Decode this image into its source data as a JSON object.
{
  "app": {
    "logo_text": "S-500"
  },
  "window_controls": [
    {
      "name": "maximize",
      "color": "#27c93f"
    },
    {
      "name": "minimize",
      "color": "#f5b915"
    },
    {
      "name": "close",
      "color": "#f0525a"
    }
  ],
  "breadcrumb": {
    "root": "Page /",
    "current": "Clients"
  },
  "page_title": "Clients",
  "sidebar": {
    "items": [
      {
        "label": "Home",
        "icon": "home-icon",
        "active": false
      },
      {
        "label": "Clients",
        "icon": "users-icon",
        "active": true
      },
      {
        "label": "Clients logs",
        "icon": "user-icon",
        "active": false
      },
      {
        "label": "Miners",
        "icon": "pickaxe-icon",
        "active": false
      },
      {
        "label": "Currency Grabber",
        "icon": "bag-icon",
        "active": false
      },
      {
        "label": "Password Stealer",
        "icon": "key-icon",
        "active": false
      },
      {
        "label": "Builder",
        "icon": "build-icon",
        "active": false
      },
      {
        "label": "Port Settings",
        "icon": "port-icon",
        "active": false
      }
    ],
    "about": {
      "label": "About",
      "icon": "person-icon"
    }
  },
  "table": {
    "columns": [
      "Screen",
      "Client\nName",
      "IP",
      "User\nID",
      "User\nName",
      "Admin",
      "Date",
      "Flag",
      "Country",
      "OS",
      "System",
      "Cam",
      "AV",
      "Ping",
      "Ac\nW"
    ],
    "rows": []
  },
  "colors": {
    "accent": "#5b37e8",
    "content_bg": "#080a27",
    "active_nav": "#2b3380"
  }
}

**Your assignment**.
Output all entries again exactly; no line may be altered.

**Response to this task**.
Decode this image into its source data as a JSON object.
{
  "app": {
    "logo_text": "S-500"
  },
  "window_controls": [
    {
      "name": "maximize",
      "color": "#27c93f"
    },
    {
      "name": "minimize",
      "color": "#f5b915"
    },
    {
      "name": "close",
      "color": "#f0525a"
    }
  ],
  "breadcrumb": {
    "root": "Page /",
    "current": "Clients"
  },
  "page_title": "Clients",
  "sidebar": {
    "items": [
      {
        "label": "Home",
        "icon": "home-icon",
        "active": false
      },
      {
        "label": "Clients",
        "icon": "users-icon",
        "active": true
      },
      {
        "label": "Clients logs",
        "icon": "user-icon",
        "active": false
      },
      {
        "label": "Miners",
        "icon": "pickaxe-icon",
        "active": false
      },
      {
        "label": "Currency Grabber",
        "icon": "bag-icon",
        "active": false
      },
      {
        "label": "Password Stealer",
        "icon": "key-icon",
        "active": false
      },
      {
        "label": "Builder",
        "icon": "build-icon",
        "active": false
      },
      {
        "label": "Port Settings",
        "icon": "port-icon",
        "active": false
      }
    ],
    "about": {
      "label": "About",
      "icon": "person-icon"
    }
  },
  "table": {
    "columns": [
      "Screen",
      "Client\nName",
      "IP",
      "User\nID",
      "User\nName",
      "Admin",
      "Date",
      "Flag",
      "Country",
      "OS",
      "System",
      "Cam",
      "AV",
      "Ping",
      "Ac\nW"
    ],
    "rows": []
  },
  "colors": {
    "accent": "#5b37e8",
    "content_bg": "#080a27",
    "active_nav": "#2b3380"
  }
}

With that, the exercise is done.